From the very first scene of “Seven Psychopaths,” the new film by Martin McDonagh (“In Bruges”), you can sense some of the films that inspired it. It opens with a scene very reminiscent of early Scorsase films, like “Goodfellas,” where two mafia henchmen discuss shooting people in the eyeballs as they wait for their target. A masked man approaches from behind and guns them both down, and drops two jack of diamonds playing cards at their feet and running off. Text comes up on the screen; “Psychopaths No. 1”
Marty (Colin Farrell, whose character shares the name of the actual writer and director) is a struggling alcoholic screenwriter living in Los Angeles, who is writing a screenplay coincidentally titled “Seven Psychopaths.” His friend Billy (Sam Rockwell), who has a dog-kidnapping business with Hans (Christopher Walken), tries to help Marty write the screenplay, suggesting ideas for psychopaths and even placing an ad in the paper for any psychopaths to bring by their stories. Meanwhile Billy has kidnapped the dog of local psychpath Charlie (Woody Harrelson), whose men were killed by psychopath No. 1 and whose girlfriend Billy has been having sex with.

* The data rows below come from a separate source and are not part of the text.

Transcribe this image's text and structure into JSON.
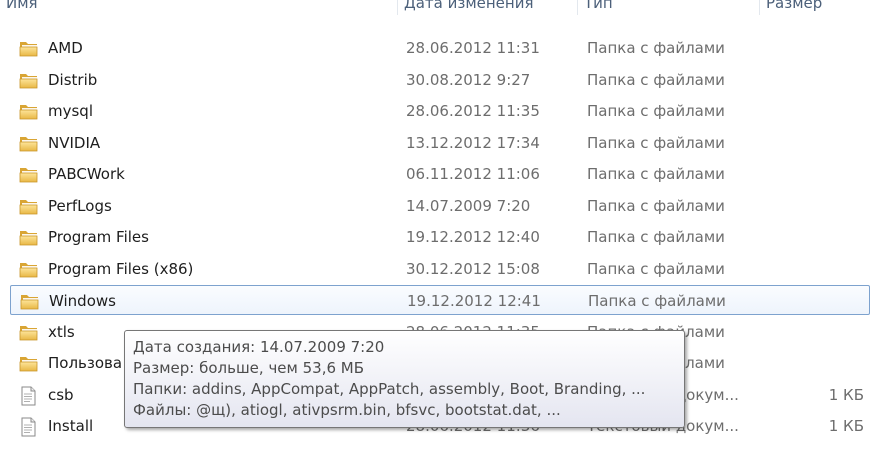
{
  "header": {
    "columns": [
      "Имя",
      "Дата изменения",
      "Тип",
      "Размер"
    ]
  },
  "icons": {
    "folder": "folder-icon",
    "file": "text-file-icon"
  },
  "files": [
    {
      "name": "AMD",
      "date": "28.06.2012 11:31",
      "type": "Папка с файлами",
      "size": "",
      "kind": "folder"
    },
    {
      "name": "Distrib",
      "date": "30.08.2012 9:27",
      "type": "Папка с файлами",
      "size": "",
      "kind": "folder"
    },
    {
      "name": "mysql",
      "date": "28.06.2012 11:35",
      "type": "Папка с файлами",
      "size": "",
      "kind": "folder"
    },
    {
      "name": "NVIDIA",
      "date": "13.12.2012 17:34",
      "type": "Папка с файлами",
      "size": "",
      "kind": "folder"
    },
    {
      "name": "PABCWork",
      "date": "06.11.2012 11:06",
      "type": "Папка с файлами",
      "size": "",
      "kind": "folder"
    },
    {
      "name": "PerfLogs",
      "date": "14.07.2009 7:20",
      "type": "Папка с файлами",
      "size": "",
      "kind": "folder"
    },
    {
      "name": "Program Files",
      "date": "19.12.2012 12:40",
      "type": "Папка с файлами",
      "size": "",
      "kind": "folder"
    },
    {
      "name": "Program Files (x86)",
      "date": "30.12.2012 15:08",
      "type": "Папка с файлами",
      "size": "",
      "kind": "folder"
    },
    {
      "name": "Windows",
      "date": "19.12.2012 12:41",
      "type": "Папка с файлами",
      "size": "",
      "kind": "folder",
      "selected": true
    },
    {
      "name": "xtls",
      "date": "28.06.2012 11:35",
      "type": "Папка с файлами",
      "size": "",
      "kind": "folder"
    },
    {
      "name": "Пользова",
      "date": "",
      "type": "Папка с файлами",
      "size": "",
      "kind": "folder"
    },
    {
      "name": "csb",
      "date": "",
      "type": "Текстовый докум...",
      "size": "1 КБ",
      "kind": "file"
    },
    {
      "name": "Install",
      "date": "28.06.2012 11:36",
      "type": "Текстовый докум...",
      "size": "1 КБ",
      "kind": "file"
    }
  ],
  "tooltip": {
    "created": "Дата создания: 14.07.2009 7:20",
    "size": "Размер: больше, чем 53,6 МБ",
    "folders": "Папки: addins, AppCompat, AppPatch, assembly, Boot, Branding, ...",
    "files": "Файлы: @щ), atiogl, ativpsrm.bin, bfsvc, bootstat.dat, ..."
  }
}
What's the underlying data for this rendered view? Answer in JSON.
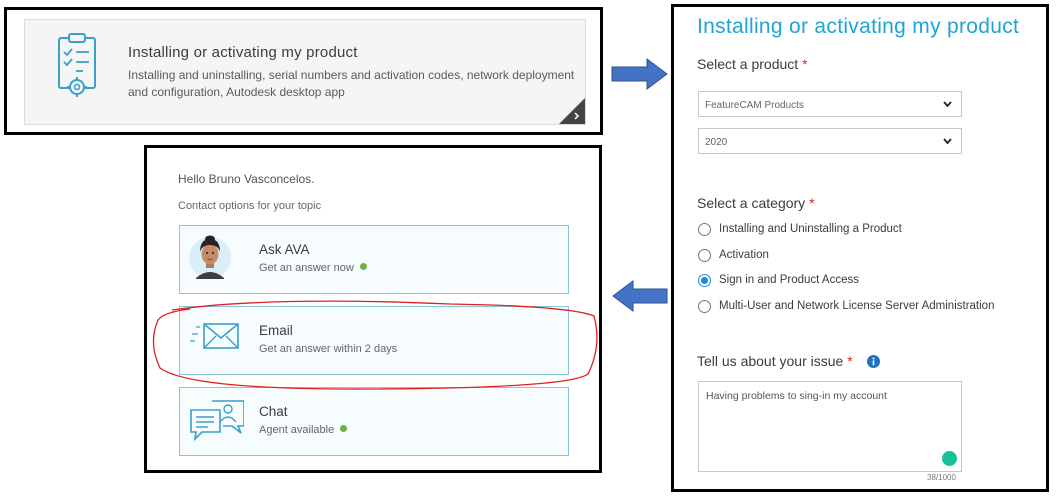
{
  "topic_card": {
    "title": "Installing or activating my product",
    "description": "Installing and uninstalling, serial numbers and activation codes, network deployment and configuration, Autodesk desktop app",
    "icon": "clipboard-gear-icon"
  },
  "contact": {
    "greeting": "Hello Bruno Vasconcelos.",
    "subtitle": "Contact options for your topic",
    "options": [
      {
        "title": "Ask AVA",
        "subtitle": "Get an answer now",
        "icon": "ava-avatar",
        "available": true
      },
      {
        "title": "Email",
        "subtitle": "Get an answer within 2 days",
        "icon": "envelope-icon",
        "available": false
      },
      {
        "title": "Chat",
        "subtitle": "Agent available",
        "icon": "chat-agent-icon",
        "available": true
      }
    ]
  },
  "form": {
    "title": "Installing or activating my product",
    "product_label": "Select a product",
    "required_mark": "*",
    "product_value": "FeatureCAM Products",
    "version_value": "2020",
    "category_label": "Select a category",
    "categories": [
      {
        "label": "Installing and Uninstalling a Product",
        "checked": false
      },
      {
        "label": "Activation",
        "checked": false
      },
      {
        "label": "Sign in and Product Access",
        "checked": true
      },
      {
        "label": "Multi-User and Network License Server Administration",
        "checked": false
      }
    ],
    "issue_label": "Tell us about your issue",
    "issue_text": "Having problems to sing-in my account",
    "char_count": "38/1000"
  },
  "colors": {
    "accent_blue": "#1fa3d8",
    "arrow_blue": "#4472c4",
    "required_red": "#d02a2a",
    "available_green": "#6ab344",
    "highlight_red": "#e02020"
  }
}
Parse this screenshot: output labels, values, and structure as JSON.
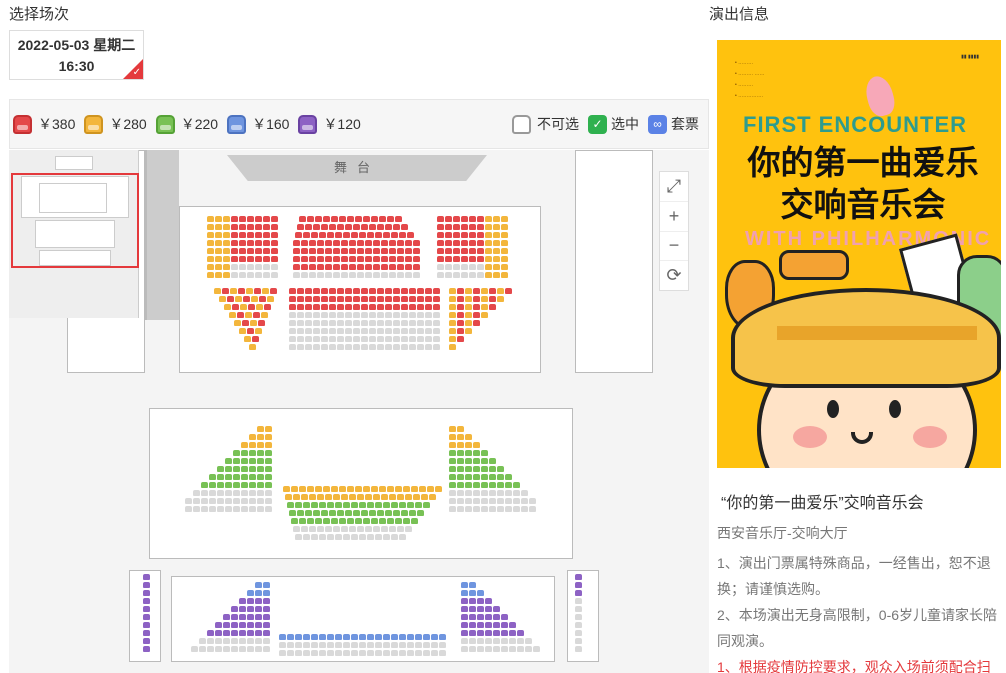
{
  "left_title": "选择场次",
  "right_title": "演出信息",
  "session": {
    "date_line": "2022-05-03 星期二",
    "time": "16:30"
  },
  "legend": {
    "prices": [
      {
        "label": "￥380",
        "color": "#e4484a"
      },
      {
        "label": "￥280",
        "color": "#f3b63c"
      },
      {
        "label": "￥220",
        "color": "#78c155"
      },
      {
        "label": "￥160",
        "color": "#6f95df"
      },
      {
        "label": "￥120",
        "color": "#8d62c4"
      }
    ],
    "unavailable": "不可选",
    "selected": "选中",
    "package": "套票"
  },
  "hall": {
    "stage_label": "舞台"
  },
  "colors": {
    "unavailable": "#d9d9d9",
    "selected": "#2fb14f",
    "package": "#5b82e6"
  },
  "icons": [
    "expand-icon",
    "zoom-in-icon",
    "zoom-out-icon",
    "refresh-icon"
  ],
  "poster": {
    "english_title": "FIRST ENCOUNTER",
    "chinese_title": "你的第一曲爱乐交响音乐会",
    "english_subtitle": "WITH PHILHARMONIC"
  },
  "show": {
    "title": "“你的第一曲爱乐”交响音乐会",
    "venue": "西安音乐厅-交响大厅",
    "note1": "1、演出门票属特殊商品，一经售出，恕不退换；请谨慎选购。",
    "note2": "2、本场演出无身高限制，0-6岁儿童请家长陪同观演。",
    "note3": "1、根据疫情防控要求，观众入场前须配合扫"
  }
}
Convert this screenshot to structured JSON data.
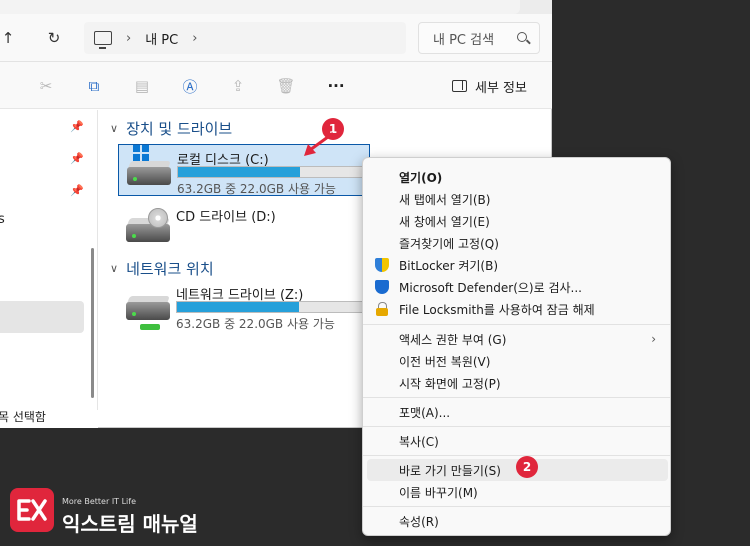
{
  "nav": {
    "back_icon": "up-arrow-icon",
    "refresh_icon": "refresh-icon",
    "breadcrumb_sep": "›",
    "location": "내 PC",
    "search_placeholder": "내 PC 검색"
  },
  "toolbar": {
    "more_label": "···",
    "details_label": "세부 정보"
  },
  "sidebar": {
    "fragment_top": "s",
    "status_text": "목 선택함"
  },
  "groups": {
    "devices": "장치 및 드라이브",
    "network": "네트워크 위치"
  },
  "drives": [
    {
      "name": "로컬 디스크 (C:)",
      "info": "63.2GB 중 22.0GB 사용 가능",
      "used_fraction": 0.65
    },
    {
      "name": "CD 드라이브 (D:)"
    },
    {
      "name": "네트워크 드라이브 (Z:)",
      "info": "63.2GB 중 22.0GB 사용 가능",
      "used_fraction": 0.65
    }
  ],
  "badges": {
    "one": "1",
    "two": "2"
  },
  "menu": {
    "open": "열기(O)",
    "open_new_tab": "새 탭에서 열기(B)",
    "open_new_window": "새 창에서 열기(E)",
    "pin_favorites": "즐겨찾기에 고정(Q)",
    "bitlocker": "BitLocker 켜기(B)",
    "defender": "Microsoft Defender(으)로 검사...",
    "locksmith": "File Locksmith를 사용하여 잠금 해제",
    "access": "액세스 권한 부여 (G)",
    "restore": "이전 버전 복원(V)",
    "pin_start": "시작 화면에 고정(P)",
    "format": "포맷(A)...",
    "copy": "복사(C)",
    "shortcut": "바로 가기 만들기(S)",
    "rename": "이름 바꾸기(M)",
    "properties": "속성(R)",
    "submenu_arrow": "›"
  },
  "brand": {
    "tagline": "More Better IT Life",
    "title": "익스트림 매뉴얼",
    "logo_mark": "EX"
  },
  "colors": {
    "accent": "#0a78d4",
    "badge": "#e0263c",
    "bar_fill": "#26a0da"
  }
}
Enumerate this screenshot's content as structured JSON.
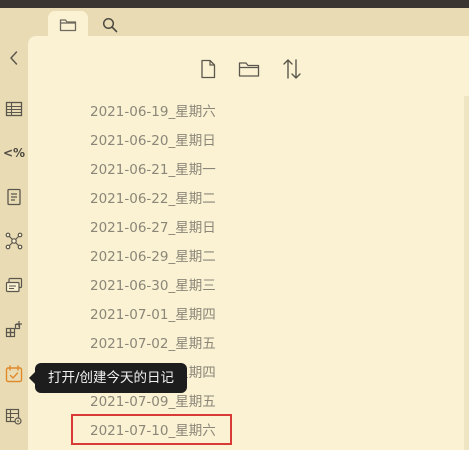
{
  "tabs": [
    {
      "icon": "folder-icon",
      "active": true
    },
    {
      "icon": "search-icon",
      "active": false
    }
  ],
  "sidebar": {
    "collapse_icon": "chevron-left-icon",
    "items": [
      {
        "icon": "table-icon"
      },
      {
        "icon": "templater-icon",
        "text": "<%"
      },
      {
        "icon": "form-icon"
      },
      {
        "icon": "graph-icon"
      },
      {
        "icon": "cards-icon"
      },
      {
        "icon": "add-block-icon"
      },
      {
        "icon": "daily-note-icon",
        "active": true
      },
      {
        "icon": "table-settings-icon"
      }
    ]
  },
  "toolbar": [
    {
      "icon": "new-note-icon"
    },
    {
      "icon": "new-folder-icon"
    },
    {
      "icon": "sort-icon"
    }
  ],
  "files": [
    "2021-06-19_星期六",
    "2021-06-20_星期日",
    "2021-06-21_星期一",
    "2021-06-22_星期二",
    "2021-06-27_星期日",
    "2021-06-29_星期二",
    "2021-06-30_星期三",
    "2021-07-01_星期四",
    "2021-07-02_星期五",
    "2021-07-08_星期四",
    "2021-07-09_星期五",
    "2021-07-10_星期六"
  ],
  "highlighted_file_index": 11,
  "tooltip": "打开/创建今天的日记",
  "colors": {
    "background": "#e9dcb4",
    "panel": "#faf2d3",
    "file_text": "#8c8678",
    "active_icon": "#e08a2c",
    "highlight": "#d83a36",
    "tooltip_bg": "#1d1d1d"
  }
}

This is only the start of the many twists, turns, and methods that the movie uses to connect everyone to each other, and is just one of the ways that make the movie so smart and fun.
Over the course of the movie Marty collects his psychopaths, developing the screenplay (similar to the way “Adaptation” is about a man writing the screenplay of the movie we’re watching) while Charlie tries to hunt down the men that stole his pet Shih Tzu. Along the way we get glimpses into what Marty is writing with some fun, over-the-top gory sequences. This is not a movie for the squeamish: you’ll see men slice their own throats or be cut open with hacksaws. It’s a movie about violence and the never-ending circle that revenge takes people on.
The screenplay is hilarious and smart, even better than McDonagh’s debut film “In Bruges” (which also starred Farrell). The entire cast is at the top of their game here. These are the kinds of movies I want to see Farrell do more of, not boring remakes like “Total Recall” and “Fright Night.” Walken is fantastic as usual, and Harrelson is always wonderfully on edge. However the biggest standout by a large margin is Rockwell, who is high energy and crazy for the entire film, helping to propel it along at a great pace.
If the film has any faults, it addresses them to an extent with its screenplay within the screenplay, which is almost too clever. For example, there are two female characters in the film (Abbie Cornish and Olga Kurylenko) who you see on the poster, in trailers, but do absolutely nothing in the actual film. However, in a scene where Hans reads Marty’s screenplay, he points out the exact same thing, acting as a sort of commentary to how this is in most films. However, it still would have been better to expand those characters.
“Seven Psychopaths” isn’t the movie you’re expecting it to be; it’s even better than that, a madcap, reckless, alcohol-fueled ride through the LA landscape, full of insane characters bursting off the screen.